Others make decisions based on pure emotion – they, for example, decide to keep the family home, when it is too big for them, too expensive to maintain, and which leaves them asset rich but income poor, unable to fund their lifestyle.


These decisions have long-term consequences, and once made, can’t be easily undone.  Instead, it is about maximising your result from your particular pool of property, and achieving that result the first time around.


Information is power


To get the best out of your situation, your family lawyer will introduce a skilled financial planner to your case.  That expert will assess the nature and value of your various classes of property – the family home, investment properties, share and managed investments, superannuation – and the income which is generated from them.  There will also be a projection of the sometimes ‘hidden’ costs of dealing with those assets – tax on unrealised capital gains, agent’s commission and other sale costs.


Working backwards, that planner will ‘cost’ your lifestyle, on a scale from, the ‘premium’ – the costs of life inclusive of all of your goals (travel etc), through to the ‘basis’ – the cost of meeting your essential living expenses.  Modelling will be done as to whether your ‘life’ can be funded from particular assets.  Assets which can be sold and put to better use (e.g. a higher income yield) will be identified.  As part of that process, assessments can be made of any entitlement you might have to pensions, allowances and benefits.


Ultimately, the advice of a financial planner is usually in terms that you will need $X per annum to live and to do the things you want to do, and that you should retain the particular types of assets in order to achieve that target income.


Making the best of things


This information will help you and your family lawyer consider property settlement outcomes – which assets are best for you to keep, both in terms of the value and scope for capital growth, and in terms of their generation of income.


There is no doubt that difficult decisions are sometimes required, such as selling a beloved family home, or liquidating investments that you have held for the bulk of your working life.  Those things are made easier if you can see that to do so is part of a ‘plan’, and that there is a light at the end of the tunnel.

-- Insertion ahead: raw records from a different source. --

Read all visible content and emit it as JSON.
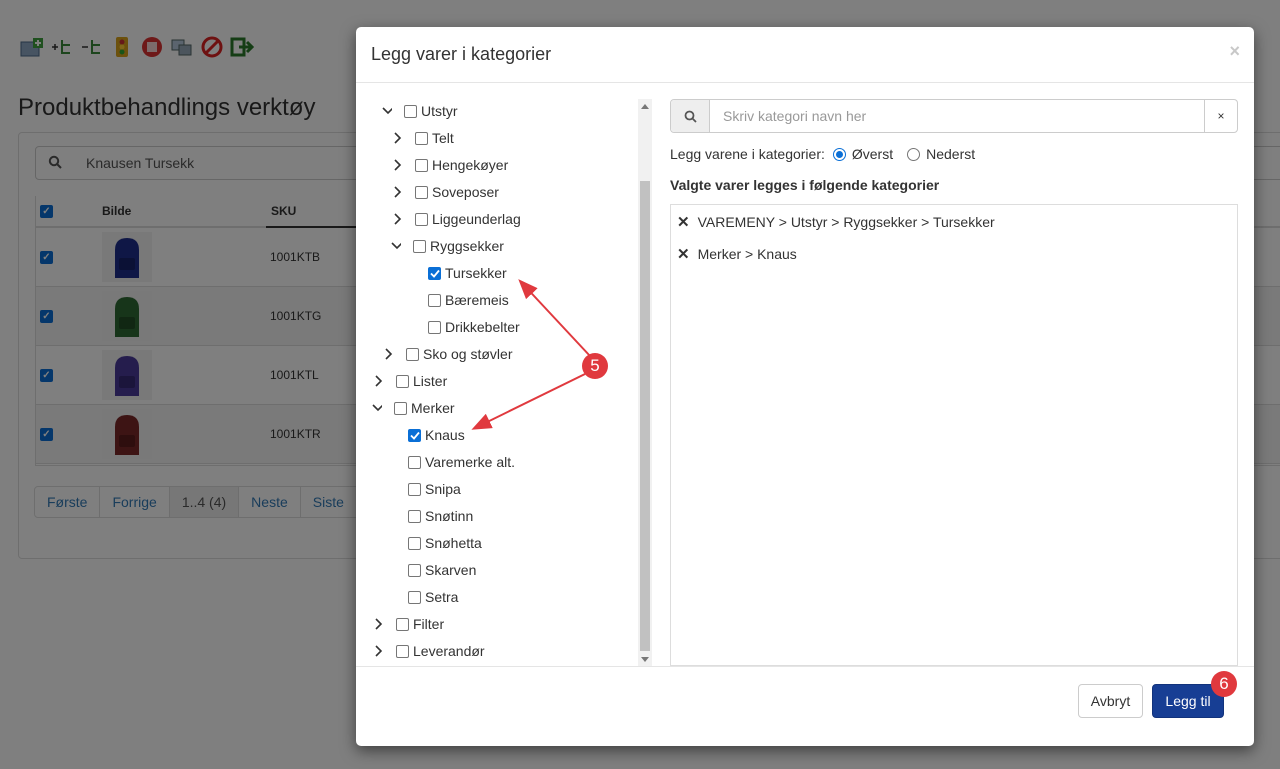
{
  "background": {
    "page_title": "Produktbehandlings verktøy",
    "search_value": "Knausen Tursekk",
    "toolbar_icons": [
      "add-category-icon",
      "add-node-icon",
      "remove-node-icon",
      "traffic-light-icon",
      "stop-icon",
      "copy-icon",
      "forbidden-icon",
      "exit-icon"
    ],
    "table": {
      "headers": {
        "image": "Bilde",
        "sku": "SKU"
      },
      "rows": [
        {
          "sku": "1001KTB",
          "color": "#1f2f8c"
        },
        {
          "sku": "1001KTG",
          "color": "#2e6b34"
        },
        {
          "sku": "1001KTL",
          "color": "#4a3a9a"
        },
        {
          "sku": "1001KTR",
          "color": "#7a2828"
        }
      ]
    },
    "pager": [
      "Første",
      "Forrige",
      "1..4 (4)",
      "Neste",
      "Siste"
    ]
  },
  "modal": {
    "title": "Legg varer i kategorier",
    "close": "×",
    "tree": [
      {
        "label": "Utstyr",
        "expanded": true,
        "checked": false
      },
      {
        "label": "Telt",
        "expanded": false,
        "checked": false
      },
      {
        "label": "Hengekøyer",
        "expanded": false,
        "checked": false
      },
      {
        "label": "Soveposer",
        "expanded": false,
        "checked": false
      },
      {
        "label": "Liggeunderlag",
        "expanded": false,
        "checked": false
      },
      {
        "label": "Ryggsekker",
        "expanded": true,
        "checked": false
      },
      {
        "label": "Tursekker",
        "checked": true
      },
      {
        "label": "Bæremeis",
        "checked": false
      },
      {
        "label": "Drikkebelter",
        "checked": false
      },
      {
        "label": "Sko og støvler",
        "expanded": false,
        "checked": false
      },
      {
        "label": "Lister",
        "expanded": false,
        "checked": false
      },
      {
        "label": "Merker",
        "expanded": true,
        "checked": false
      },
      {
        "label": "Knaus",
        "checked": true
      },
      {
        "label": "Varemerke alt.",
        "checked": false
      },
      {
        "label": "Snipa",
        "checked": false
      },
      {
        "label": "Snøtinn",
        "checked": false
      },
      {
        "label": "Snøhetta",
        "checked": false
      },
      {
        "label": "Skarven",
        "checked": false
      },
      {
        "label": "Setra",
        "checked": false
      },
      {
        "label": "Filter",
        "expanded": false,
        "checked": false
      },
      {
        "label": "Leverandør",
        "expanded": false,
        "checked": false
      }
    ],
    "search": {
      "placeholder": "Skriv kategori navn her",
      "clear": "×"
    },
    "placement": {
      "label": "Legg varene i kategorier:",
      "options": [
        "Øverst",
        "Nederst"
      ],
      "selected": "Øverst"
    },
    "selected_heading": "Valgte varer legges i følgende kategorier",
    "selected_items": [
      "VAREMENY > Utstyr > Ryggsekker > Tursekker",
      "Merker > Knaus"
    ],
    "buttons": {
      "cancel": "Avbryt",
      "add": "Legg til"
    },
    "callouts": [
      "5",
      "6"
    ]
  },
  "colors": {
    "primary_button": "#173e94",
    "checkbox": "#0a6fd6",
    "callout": "#e0393e"
  }
}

It will be important to work together through the steps above, to the extent that this possible – better results will be able to be achieved if you both have input.


Blue skies ahead


Though any separation is challenging, bear in mind that with some thoughtful financial planning, life can go on.  Having taken the time to craft your outcome to achieve the optimum result, you will have given yourself the best chance of still being able to do the things you dreamed of in your retirement.


Dan Bottrell


Facebook:  @DanBottrellLawyer

Instgram: @bottrelldan

Leave a Reply

Fill in your details below or click an icon to log in:

WordPress.com Logo

You are commenting using your WordPress.com account. Log Out /  Change )

Google photo

You are commenting using your Google account. Log Out /  Change )

Twitter picture

You are commenting using your Twitter account. Log Out /  Change )

Facebook photo

You are commenting using your Facebook account. Log Out /  Change )

Connecting to %s